Benign breast lesions: minimally invasive vacuum-assisted biopsy with 11-gauge needles patient acceptance and effect on follow-up imaging findings.Radiology. 2003 Mar; 226(3):783-90.R
To evaluate patient acceptance of stereotactic or ultrasonographically (US) guided directional vacuum-assisted 11-gauge needle biopsy of breast lesions and short- and long-term changes at mammography and US resulting from the procedure.
MATERIALS AND METHODS
For 91 benign lesions that had been sampled at either stereotactic or US-guided directional vacuum-assisted breast biopsy performed with 11-gauge needles, clinical, mammographic, and US changes were evaluated 1 week after biopsy; 6-month follow-up findings were available for 74 lesions. The subjective outcome of the procedure and patient satisfaction were assessed on the basis of a patient-completed questionnaire that incorporated a multistage scoring system. Statistical analysis of scores for condition for both biopsy methods was performed with the chi2 test.

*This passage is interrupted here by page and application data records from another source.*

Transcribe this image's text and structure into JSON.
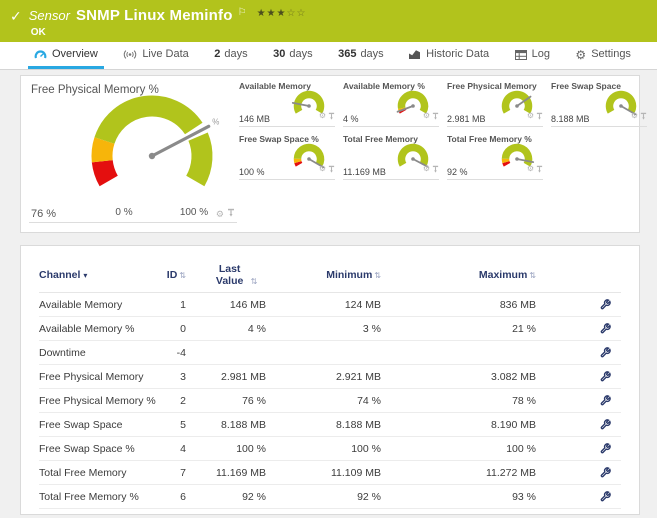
{
  "header": {
    "type_label": "Sensor",
    "title": "SNMP Linux Meminfo",
    "status": "OK",
    "stars_filled": "★★★",
    "stars_empty": "☆☆"
  },
  "icons": {
    "check": "✓",
    "flag": "⚐",
    "gear": "⚙",
    "sort": "⇅",
    "caret_down": "▾"
  },
  "colors": {
    "brand_green": "#b2c31c",
    "accent_blue": "#29a8e2",
    "gauge_green": "#b1c41c",
    "gauge_yellow": "#f7b50a",
    "gauge_red": "#e40f0f",
    "table_header_navy": "#2b3a6b"
  },
  "tabs": [
    {
      "label": "Overview",
      "icon": "gauge",
      "active": true
    },
    {
      "label": "Live Data",
      "icon": "signal"
    },
    {
      "num": "2",
      "label": "days"
    },
    {
      "num": "30",
      "label": "days"
    },
    {
      "num": "365",
      "label": "days"
    },
    {
      "label": "Historic Data",
      "icon": "chart"
    },
    {
      "label": "Log",
      "icon": "log"
    },
    {
      "label": "Settings",
      "icon": "gear"
    }
  ],
  "chart_data": {
    "type": "gauge-dashboard",
    "main_gauge": {
      "title": "Free Physical Memory %",
      "value": 76,
      "unit": "%",
      "min": 0,
      "max": 100,
      "value_label": "76 %",
      "min_label": "0 %",
      "max_label": "100 %",
      "segments": [
        {
          "from": 0,
          "to": 10,
          "color": "#e40f0f"
        },
        {
          "from": 10,
          "to": 20,
          "color": "#f7b50a"
        },
        {
          "from": 20,
          "to": 100,
          "color": "#b1c41c"
        }
      ]
    },
    "small_gauges": [
      {
        "title": "Available Memory",
        "value_label": "146 MB",
        "fraction": 0.17,
        "segments": [
          {
            "from": 0,
            "to": 1,
            "color": "#b1c41c"
          }
        ]
      },
      {
        "title": "Available Memory %",
        "value_label": "4 %",
        "fraction": 0.04,
        "segments": [
          {
            "from": 0,
            "to": 0.04,
            "color": "#e40f0f"
          },
          {
            "from": 0.04,
            "to": 0.08,
            "color": "#f7b50a"
          },
          {
            "from": 0.08,
            "to": 1,
            "color": "#b1c41c"
          }
        ]
      },
      {
        "title": "Free Physical Memory",
        "value_label": "2.981 MB",
        "fraction": 0.73,
        "segments": [
          {
            "from": 0,
            "to": 1,
            "color": "#b1c41c"
          }
        ]
      },
      {
        "title": "Free Swap Space",
        "value_label": "8.188 MB",
        "fraction": 1,
        "segments": [
          {
            "from": 0,
            "to": 1,
            "color": "#b1c41c"
          }
        ]
      },
      {
        "title": "Free Swap Space %",
        "value_label": "100 %",
        "fraction": 1,
        "segments": [
          {
            "from": 0,
            "to": 0.06,
            "color": "#e40f0f"
          },
          {
            "from": 0.06,
            "to": 0.13,
            "color": "#f7b50a"
          },
          {
            "from": 0.13,
            "to": 1,
            "color": "#b1c41c"
          }
        ]
      },
      {
        "title": "Total Free Memory",
        "value_label": "11.169 MB",
        "fraction": 0.99,
        "segments": [
          {
            "from": 0,
            "to": 1,
            "color": "#b1c41c"
          }
        ]
      },
      {
        "title": "Total Free Memory %",
        "value_label": "92 %",
        "fraction": 0.92,
        "segments": [
          {
            "from": 0,
            "to": 0.06,
            "color": "#e40f0f"
          },
          {
            "from": 0.06,
            "to": 0.13,
            "color": "#f7b50a"
          },
          {
            "from": 0.13,
            "to": 1,
            "color": "#b1c41c"
          }
        ]
      }
    ]
  },
  "table": {
    "columns": [
      "Channel",
      "ID",
      "Last Value",
      "Minimum",
      "Maximum"
    ],
    "rows": [
      {
        "channel": "Available Memory",
        "id": "1",
        "last": "146 MB",
        "min": "124 MB",
        "max": "836 MB"
      },
      {
        "channel": "Available Memory %",
        "id": "0",
        "last": "4 %",
        "min": "3 %",
        "max": "21 %"
      },
      {
        "channel": "Downtime",
        "id": "-4",
        "last": "",
        "min": "",
        "max": ""
      },
      {
        "channel": "Free Physical Memory",
        "id": "3",
        "last": "2.981 MB",
        "min": "2.921 MB",
        "max": "3.082 MB"
      },
      {
        "channel": "Free Physical Memory %",
        "id": "2",
        "last": "76 %",
        "min": "74 %",
        "max": "78 %"
      },
      {
        "channel": "Free Swap Space",
        "id": "5",
        "last": "8.188 MB",
        "min": "8.188 MB",
        "max": "8.190 MB"
      },
      {
        "channel": "Free Swap Space %",
        "id": "4",
        "last": "100 %",
        "min": "100 %",
        "max": "100 %"
      },
      {
        "channel": "Total Free Memory",
        "id": "7",
        "last": "11.169 MB",
        "min": "11.109 MB",
        "max": "11.272 MB"
      },
      {
        "channel": "Total Free Memory %",
        "id": "6",
        "last": "92 %",
        "min": "92 %",
        "max": "93 %"
      }
    ]
  }
}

Adverse events occurred during the procedure in four patients. Clinically visible hematomas were observed at 1-week follow-up in 79% of patients. Densities were observed on mammograms in 46% of patients 1 week after biopsy; hematomas with a maximum diameter of 2 cm were seen on sonograms in 74%. Six months after biopsy, mammography revealed discrete architectural changes in one case. No abnormalities were found at 6-month follow-up US. Fifteen patients had various complaints during the procedure; six reported feeling constrained during the first few days after biopsy, and one patient was not satisfied with the cosmetic result. No patient reported a retrospective preference for surgical biopsy instead of directional vacuum-assisted biopsy. Analysis of scores for the stereotactic and US-guided methods revealed a significant difference (P <.001) in favor of the stereotactic method for condition during biopsy, while scores for condition in the first days after biopsy were more equally distributed between the two methods (P =.386).
Directional vacuum-assisted 11-gauge needle biopsy of the breast is well accepted by patients and rarely produces changes that may alter the mammographic or sonographic appearance of the breast at 6-month follow-up.